For the producers: share a track that you never completed or shared, and talk about why that track never made the cut, why you hesitated.
This is one of the first “techno” tracks I ever made. I probably started it in 2014, before I was really interested in or aware of much dance music. I was mostly making hip-hop beats but occasionally a dance track would slip through and influence me to try out something four on the floor. In this case it was “Walk On In” by Doc Daneeka, which is a house track with a big, crackly gospel vocal sample in it. Also, Kanye West’s “Yeezus” had come out the year before, and the more dance-influenced production on there had made a huge impact on me. I found a similar sample of a fire-and-brimstone preacher and flipped it into a techno track.

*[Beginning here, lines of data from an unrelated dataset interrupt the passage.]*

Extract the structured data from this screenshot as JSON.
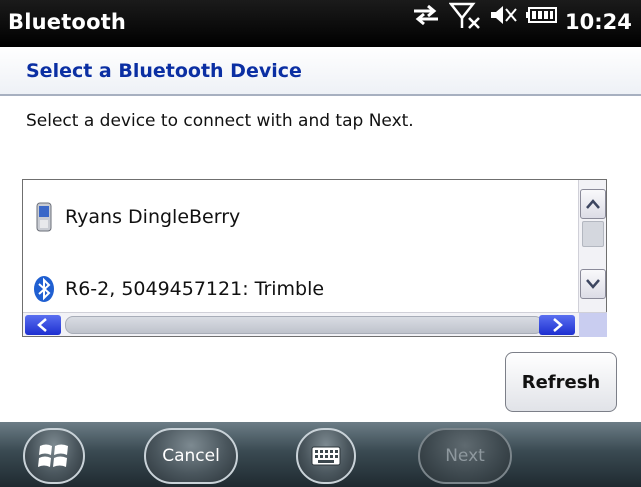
{
  "statusbar": {
    "app_title": "Bluetooth",
    "time": "10:24",
    "icons": [
      "sync-arrows-icon",
      "no-signal-icon",
      "volume-muted-icon",
      "battery-icon"
    ]
  },
  "header": {
    "title": "Select a Bluetooth Device"
  },
  "instruction": "Select a device to connect with and tap Next.",
  "devices": [
    {
      "name": "Ryans DingleBerry",
      "icon": "phone-icon"
    },
    {
      "name": "R6-2, 5049457121: Trimble",
      "icon": "bluetooth-icon"
    }
  ],
  "buttons": {
    "refresh": "Refresh",
    "cancel": "Cancel",
    "next": "Next"
  },
  "colors": {
    "header_title": "#0b2fa3",
    "scroll_arrow": "#1d2fd0",
    "statusbar": "#000000"
  }
}
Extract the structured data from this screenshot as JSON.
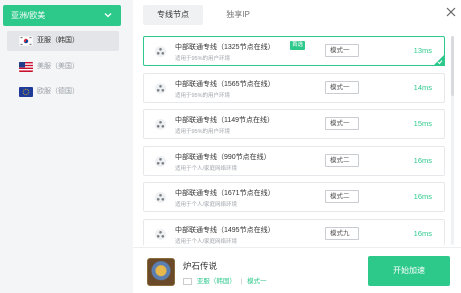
{
  "sidebar": {
    "region_select_label": "亚洲/欧美",
    "regions": [
      {
        "label": "亚服（韩国）",
        "active": true
      },
      {
        "label": "美服（美国）",
        "active": false
      },
      {
        "label": "欧服（德国）",
        "active": false
      }
    ]
  },
  "tabs": [
    {
      "label": "专线节点",
      "active": true
    },
    {
      "label": "独享IP",
      "active": false
    }
  ],
  "nodes": [
    {
      "name": "中部联通专线（1325节点在线）",
      "desc": "适用于95%的用户环境",
      "mode": "模式一",
      "latency": "13ms",
      "recommended": "首选",
      "selected": true
    },
    {
      "name": "中部联通专线（1565节点在线）",
      "desc": "适用于95%的用户环境",
      "mode": "模式一",
      "latency": "14ms",
      "selected": false
    },
    {
      "name": "中部联通专线（1149节点在线）",
      "desc": "适用于95%的用户环境",
      "mode": "模式一",
      "latency": "15ms",
      "selected": false
    },
    {
      "name": "中部联通专线（990节点在线）",
      "desc": "适用于个人/家庭网络环境",
      "mode": "模式二",
      "latency": "16ms",
      "selected": false
    },
    {
      "name": "中部联通专线（1671节点在线）",
      "desc": "适用于个人/家庭网络环境",
      "mode": "模式二",
      "latency": "16ms",
      "selected": false
    },
    {
      "name": "中部联通专线（1495节点在线）",
      "desc": "适用于个人/家庭网络环境",
      "mode": "模式九",
      "latency": "16ms",
      "selected": false
    }
  ],
  "bottom": {
    "game_title": "炉石传说",
    "server": "亚服（韩国）",
    "separator": "|",
    "mode": "模式一",
    "start_label": "开始加速"
  },
  "colors": {
    "accent": "#2dc98b",
    "latency": "#2dc98b"
  }
}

At the time I wasn’t really making anything else that sounded like this, so it sat on the shelf for a long time. In 2019 I was getting an EP together for Knightwerk Records that I felt like this would fit into, so I revisited it and did an updated mix. I submitted it to with the EP but pretty quickly began to feel reservations about it. I started thinking more critically about the sample, how it was the voice of a black preacher, ripped off the internet with little thought and removed from its context into a brooding dance track. Was there any motivation behind why I chose the sample, or did it just sound cool? It didn’t take much thinking on my part to come up with an answer. I shelved the track and since then I’ve been more thoughtful about what I sample, particularly with vocals. I think it’s important as a white person in dance music.
- TANK JR. - THE TIMBALES R TOO LOUD (2021)

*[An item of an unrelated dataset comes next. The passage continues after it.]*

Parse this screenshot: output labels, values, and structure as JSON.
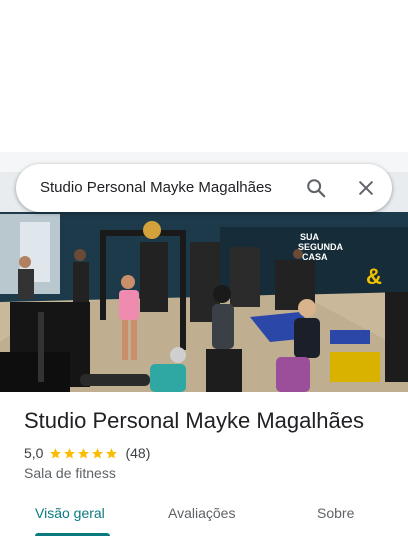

- Nabucodonosor - Curicó XX-1 (alto al fuego) (2019)
- Morph - Morphing (1994)
- Appleblim & Peverelist - Circling (2008)
- Kilig & Ciel - Free (2022)
- Femin-XY - Safe Space DJ Tool (2021)
- Vladimir Dubyshkin - I Decided To Fly (2018)
- Furtive - Pillars (2022)
- Kush Jones - Doppler (2020)
- Seimei - Kaleidoscope (2021)
- SWAP MEET! - TWERP FIT (2020)
- Buckaroo! - Hand Tool (2019)
- Can - Dizzy Spoon (System 7 Mix) (1997)
- Low Budget Aliens - Hazardous Waste Pump (2020)
- Mike Parker - Voiceprint: Voice Two (1999)
- DJ T-1000 - My Body Is Ready (P. Leone EMS Remix) (2019)
- D.Dan - Sun Over I-5 South (2020)
- Secret Knowledge - Sugar Daddy (Tripping On The Moon Remix) (1993)
- Doss - Puppy (2021)
- AraabMuzik - Streetz Tonight (2011)
- New Members - Stargazer (2020)
- Deniro - Painting 4 (2019)
- Callisto - Resistance (2000)
- Jackson Ryland - Blaze Freak (2020)
- Mr. Monday - Future (Carl’s Future Beats) (1995)
- Heiko Laux - Kick And Kiss (2002)
- Los Hermanos - Resurrection (2004)
- Joey Beltram - Untitled (1998)
- Jam & Spoon - Stella (1992)
- Ineffekt - Solaris (2020)
- The Field - Everyday (2007)
- Levon Vincent - KISS MARRY KILL (2019)
- Urban Hype - Living In A Fantasy (Greed Club Mix) (1992)
Follow Tony G & Sorry Records:
- Tony G on Soundcloud
- Tony G on Bandcamp
- Tony G on Instagram
- Sorry Records on Bandcamp
- Sorry Records on Soundcloud
Published November 2022.